**WORK TASK**:
Retype every record exactly. Skip the images.

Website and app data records
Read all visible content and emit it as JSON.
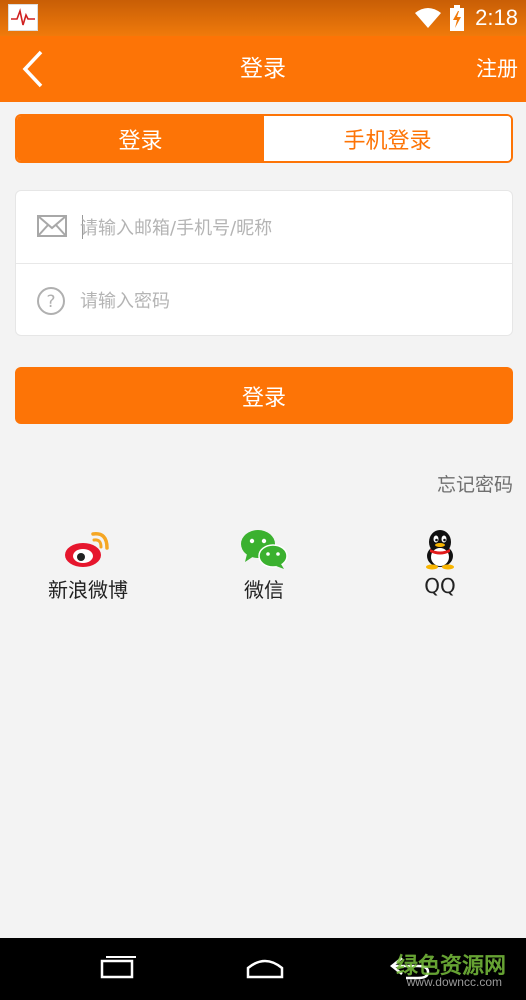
{
  "status_bar": {
    "time": "2:18",
    "icons": [
      "app-notification-icon",
      "wifi-icon",
      "battery-charging-icon"
    ]
  },
  "app_bar": {
    "title": "登录",
    "register_label": "注册",
    "back_icon": "chevron-left-icon"
  },
  "tabs": [
    {
      "label": "登录",
      "active": true
    },
    {
      "label": "手机登录",
      "active": false
    }
  ],
  "form": {
    "account": {
      "placeholder": "请输入邮箱/手机号/昵称",
      "value": "",
      "icon": "mail-icon"
    },
    "password": {
      "placeholder": "请输入密码",
      "value": "",
      "icon": "question-icon"
    }
  },
  "login_button": "登录",
  "forgot_password": "忘记密码",
  "social": [
    {
      "label": "新浪微博",
      "icon": "weibo-icon"
    },
    {
      "label": "微信",
      "icon": "wechat-icon"
    },
    {
      "label": "QQ",
      "icon": "qq-icon"
    }
  ],
  "colors": {
    "brand": "#fd7406",
    "background": "#f3f3f3"
  },
  "watermark": {
    "main": "绿色资源网",
    "sub": "www.downcc.com"
  }
}
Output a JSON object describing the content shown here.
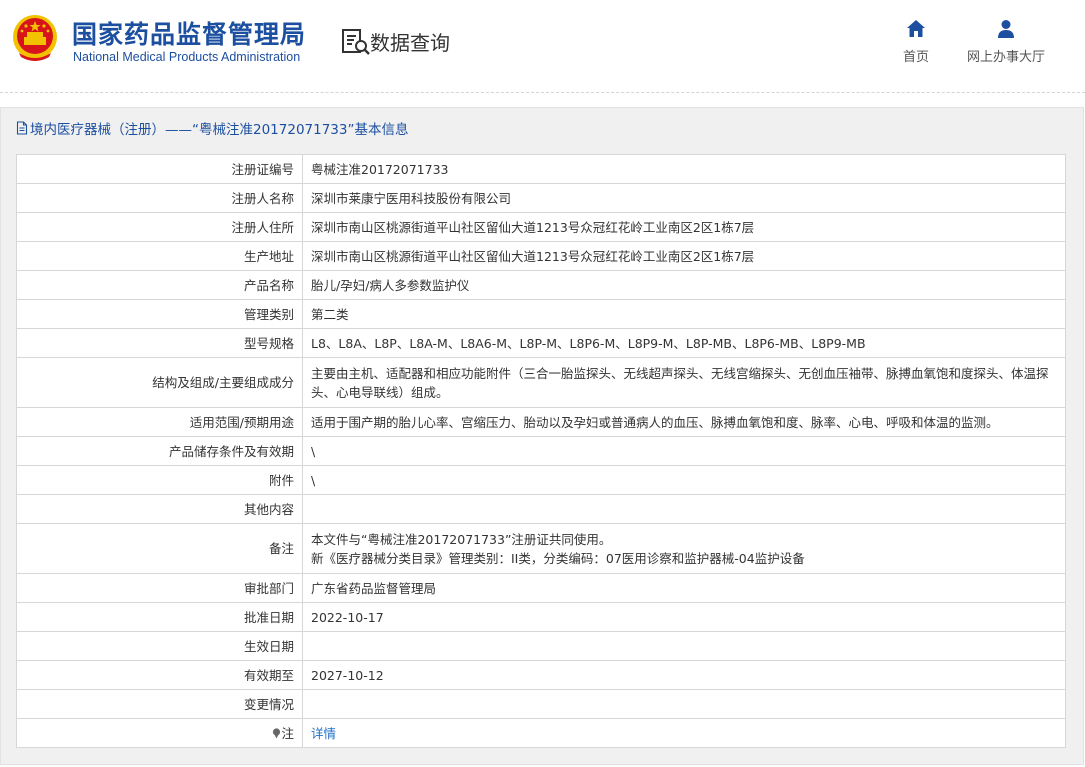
{
  "header": {
    "site_title": "国家药品监督管理局",
    "site_subtitle": "National Medical Products Administration",
    "section_title": "数据查询",
    "nav": [
      {
        "label": "首页",
        "icon": "home-icon"
      },
      {
        "label": "网上办事大厅",
        "icon": "user-icon"
      }
    ]
  },
  "breadcrumb": "境内医疗器械（注册）——“粤械注准20172071733”基本信息",
  "rows": [
    {
      "label": "注册证编号",
      "value": "粤械注准20172071733"
    },
    {
      "label": "注册人名称",
      "value": "深圳市莱康宁医用科技股份有限公司"
    },
    {
      "label": "注册人住所",
      "value": "深圳市南山区桃源街道平山社区留仙大道1213号众冠红花岭工业南区2区1栋7层"
    },
    {
      "label": "生产地址",
      "value": "深圳市南山区桃源街道平山社区留仙大道1213号众冠红花岭工业南区2区1栋7层"
    },
    {
      "label": "产品名称",
      "value": "胎儿/孕妇/病人多参数监护仪"
    },
    {
      "label": "管理类别",
      "value": "第二类"
    },
    {
      "label": "型号规格",
      "value": "L8、L8A、L8P、L8A-M、L8A6-M、L8P-M、L8P6-M、L8P9-M、L8P-MB、L8P6-MB、L8P9-MB"
    },
    {
      "label": "结构及组成/主要组成成分",
      "value": "主要由主机、适配器和相应功能附件（三合一胎监探头、无线超声探头、无线宫缩探头、无创血压袖带、脉搏血氧饱和度探头、体温探头、心电导联线）组成。"
    },
    {
      "label": "适用范围/预期用途",
      "value": "适用于围产期的胎儿心率、宫缩压力、胎动以及孕妇或普通病人的血压、脉搏血氧饱和度、脉率、心电、呼吸和体温的监测。"
    },
    {
      "label": "产品储存条件及有效期",
      "value": "\\"
    },
    {
      "label": "附件",
      "value": "\\"
    },
    {
      "label": "其他内容",
      "value": ""
    },
    {
      "label": "备注",
      "value_line1": "本文件与“粤械注准20172071733”注册证共同使用。",
      "value_line2": "新《医疗器械分类目录》管理类别：II类，分类编码：07医用诊察和监护器械-04监护设备"
    },
    {
      "label": "审批部门",
      "value": "广东省药品监督管理局"
    },
    {
      "label": "批准日期",
      "value": "2022-10-17"
    },
    {
      "label": "生效日期",
      "value": ""
    },
    {
      "label": "有效期至",
      "value": "2027-10-12"
    },
    {
      "label": "变更情况",
      "value": ""
    },
    {
      "label": "注",
      "value": "详情"
    }
  ],
  "colors": {
    "brand_blue": "#1d4fa0",
    "link_blue": "#1d6fc8",
    "panel_bg": "#f0f0f0",
    "emblem_red": "#d7141a",
    "emblem_gold": "#f2c200"
  }
}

**OUTPUT FOR THIS EXERCISE**:
Read all visible content and emit it as JSON.
{
  "status_bar": {
    "time": "2:18",
    "icons": [
      "app-notification-icon",
      "wifi-icon",
      "battery-charging-icon"
    ]
  },
  "app_bar": {
    "title": "登录",
    "register_label": "注册",
    "back_icon": "chevron-left-icon"
  },
  "tabs": [
    {
      "label": "登录",
      "active": true
    },
    {
      "label": "手机登录",
      "active": false
    }
  ],
  "form": {
    "account": {
      "placeholder": "请输入邮箱/手机号/昵称",
      "value": "",
      "icon": "mail-icon"
    },
    "password": {
      "placeholder": "请输入密码",
      "value": "",
      "icon": "question-icon"
    }
  },
  "login_button": "登录",
  "forgot_password": "忘记密码",
  "social": [
    {
      "label": "新浪微博",
      "icon": "weibo-icon"
    },
    {
      "label": "微信",
      "icon": "wechat-icon"
    },
    {
      "label": "QQ",
      "icon": "qq-icon"
    }
  ],
  "colors": {
    "brand": "#fd7406",
    "background": "#f3f3f3"
  },
  "watermark": {
    "main": "绿色资源网",
    "sub": "www.downcc.com"
  }
}
Output a JSON object describing the content shown here.
{
  "header": {
    "site_title": "国家药品监督管理局",
    "site_subtitle": "National Medical Products Administration",
    "section_title": "数据查询",
    "nav": [
      {
        "label": "首页",
        "icon": "home-icon"
      },
      {
        "label": "网上办事大厅",
        "icon": "user-icon"
      }
    ]
  },
  "breadcrumb": "境内医疗器械（注册）——“粤械注准20172071733”基本信息",
  "rows": [
    {
      "label": "注册证编号",
      "value": "粤械注准20172071733"
    },
    {
      "label": "注册人名称",
      "value": "深圳市莱康宁医用科技股份有限公司"
    },
    {
      "label": "注册人住所",
      "value": "深圳市南山区桃源街道平山社区留仙大道1213号众冠红花岭工业南区2区1栋7层"
    },
    {
      "label": "生产地址",
      "value": "深圳市南山区桃源街道平山社区留仙大道1213号众冠红花岭工业南区2区1栋7层"
    },
    {
      "label": "产品名称",
      "value": "胎儿/孕妇/病人多参数监护仪"
    },
    {
      "label": "管理类别",
      "value": "第二类"
    },
    {
      "label": "型号规格",
      "value": "L8、L8A、L8P、L8A-M、L8A6-M、L8P-M、L8P6-M、L8P9-M、L8P-MB、L8P6-MB、L8P9-MB"
    },
    {
      "label": "结构及组成/主要组成成分",
      "value": "主要由主机、适配器和相应功能附件（三合一胎监探头、无线超声探头、无线宫缩探头、无创血压袖带、脉搏血氧饱和度探头、体温探头、心电导联线）组成。"
    },
    {
      "label": "适用范围/预期用途",
      "value": "适用于围产期的胎儿心率、宫缩压力、胎动以及孕妇或普通病人的血压、脉搏血氧饱和度、脉率、心电、呼吸和体温的监测。"
    },
    {
      "label": "产品储存条件及有效期",
      "value": "\\"
    },
    {
      "label": "附件",
      "value": "\\"
    },
    {
      "label": "其他内容",
      "value": ""
    },
    {
      "label": "备注",
      "value_line1": "本文件与“粤械注准20172071733”注册证共同使用。",
      "value_line2": "新《医疗器械分类目录》管理类别：II类，分类编码：07医用诊察和监护器械-04监护设备"
    },
    {
      "label": "审批部门",
      "value": "广东省药品监督管理局"
    },
    {
      "label": "批准日期",
      "value": "2022-10-17"
    },
    {
      "label": "生效日期",
      "value": ""
    },
    {
      "label": "有效期至",
      "value": "2027-10-12"
    },
    {
      "label": "变更情况",
      "value": ""
    },
    {
      "label": "注",
      "value": "详情"
    }
  ],
  "colors": {
    "brand_blue": "#1d4fa0",
    "link_blue": "#1d6fc8",
    "panel_bg": "#f0f0f0",
    "emblem_red": "#d7141a",
    "emblem_gold": "#f2c200"
  }
}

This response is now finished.